But on the 30th anniversary of the nail-biter matchup between Larry Bird's Indiana State squad and Magic Johnson of Michigan State that sparked the March Madness tradition, the big question for many basketball fans is whether the Cinderella era is gone for good – the victim of recruiting dynasties, revenue-sharing that favors power conferences, and a tourney selection committee that has to face the ratings pressures of a $6 billion TV contract.
"You're not going to get a Hoosier story, it can't happen," says William Sutton, a sports business professor at the University of Central Florida. "You've got to have a remarkable season to get a seventh or eighth spot, and you'll never have a chance to play for the national title. Your chances have been legislated out. [The NCAA] doesn't want true parity, the powers that be don't want it."

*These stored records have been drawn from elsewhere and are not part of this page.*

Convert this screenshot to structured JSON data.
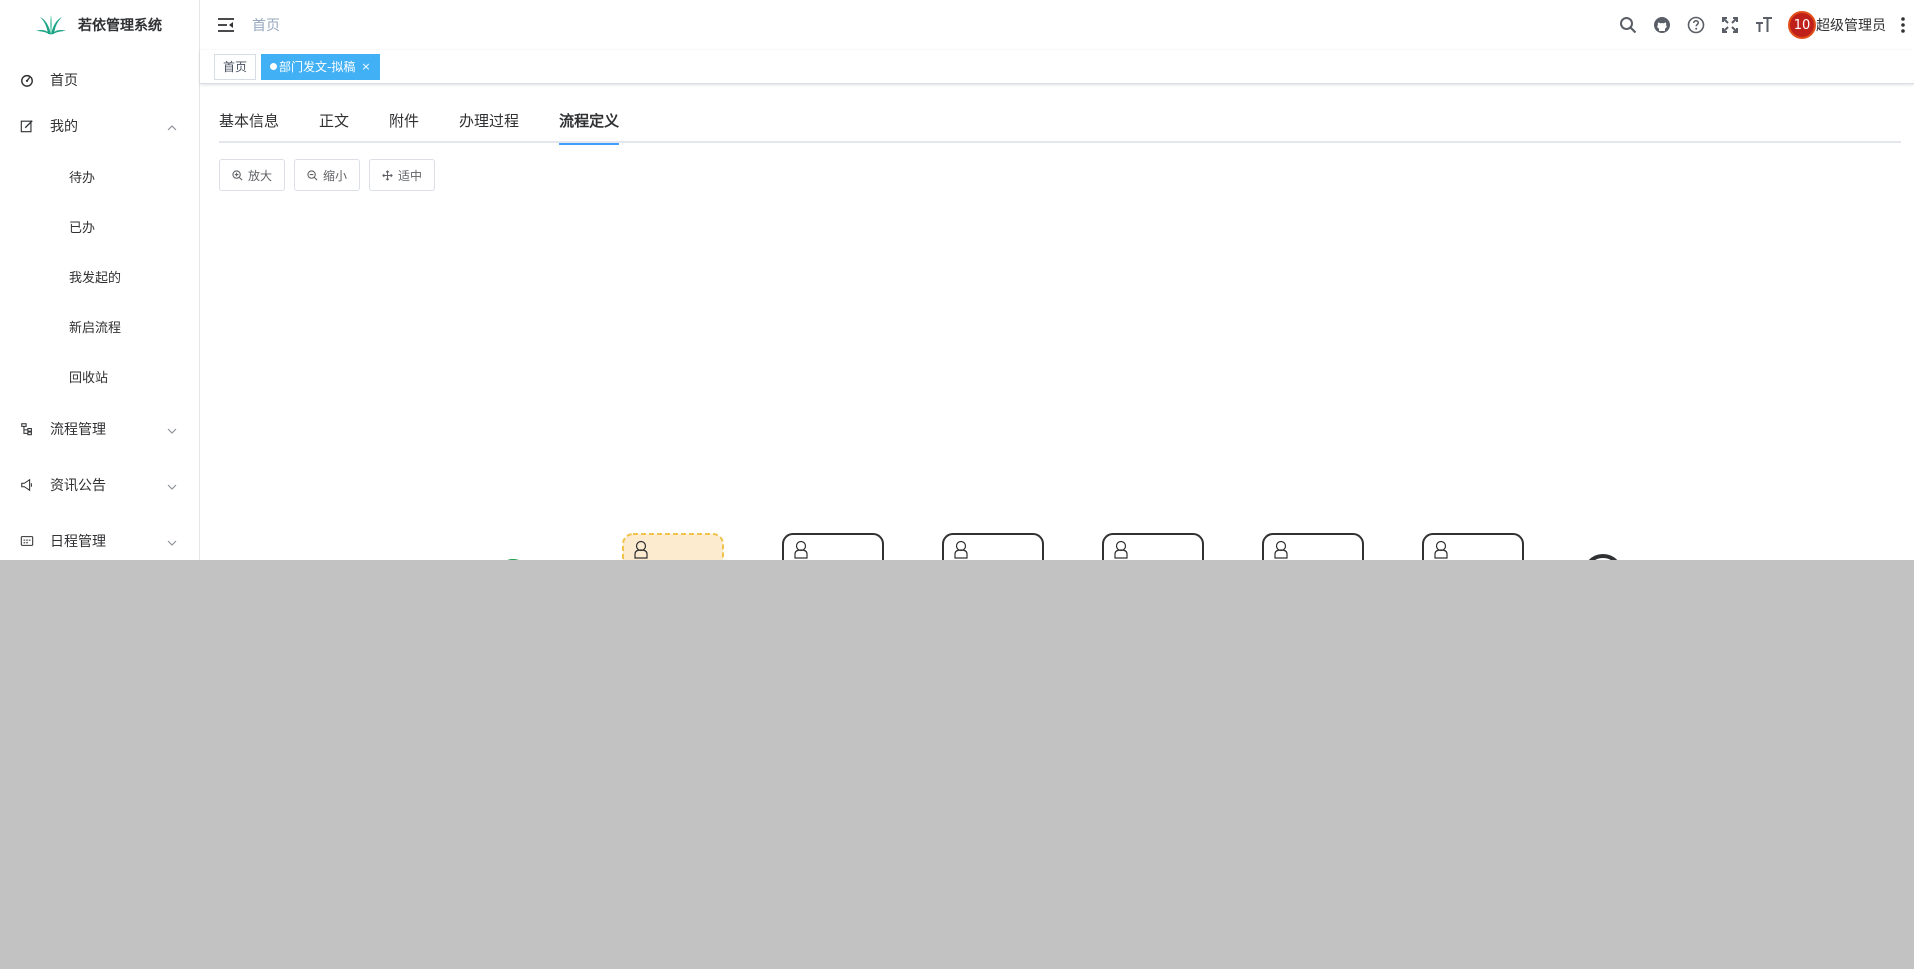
{
  "app": {
    "title": "若依管理系统"
  },
  "sidebar": {
    "items": [
      {
        "label": "首页",
        "icon": "dashboard-icon"
      },
      {
        "label": "我的",
        "icon": "edit-icon",
        "expanded": true,
        "children": [
          "待办",
          "已办",
          "我发起的",
          "新启流程",
          "回收站"
        ]
      },
      {
        "label": "流程管理",
        "icon": "tree-icon",
        "expanded": false
      },
      {
        "label": "资讯公告",
        "icon": "megaphone-icon",
        "expanded": false
      },
      {
        "label": "日程管理",
        "icon": "calendar-icon",
        "expanded": false
      }
    ]
  },
  "header": {
    "breadcrumb": "首页",
    "icons": [
      "search-icon",
      "github-icon",
      "help-icon",
      "fullscreen-icon",
      "font-size-icon"
    ],
    "avatar_text": "10",
    "username": "超级管理员"
  },
  "tags": [
    {
      "label": "首页",
      "active": false
    },
    {
      "label": "部门发文-拟稿",
      "active": true,
      "close": "×"
    }
  ],
  "tabs": [
    "基本信息",
    "正文",
    "附件",
    "办理过程",
    "流程定义"
  ],
  "active_tab": "流程定义",
  "toolbar": {
    "zoom_in": "放大",
    "zoom_out": "缩小",
    "fit": "适中"
  },
  "colors": {
    "accent": "#409eff",
    "tag_active": "#42b0f5",
    "current_task_fill": "#fdebd0",
    "current_task_border": "#f0c24a",
    "overlay": "#c2c2c2"
  }
}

Despite late runs by mid-major schools like George Mason in 2006 and tiny Davidson last year, the fact is that, in the past 20 years, only one of every 8 teams have come from outside the power conferences like the SEC or Big East, and only UNLV has won the title, in 1990. This year, the top three seeds from all four regions made the Sweet 16 round last weekend.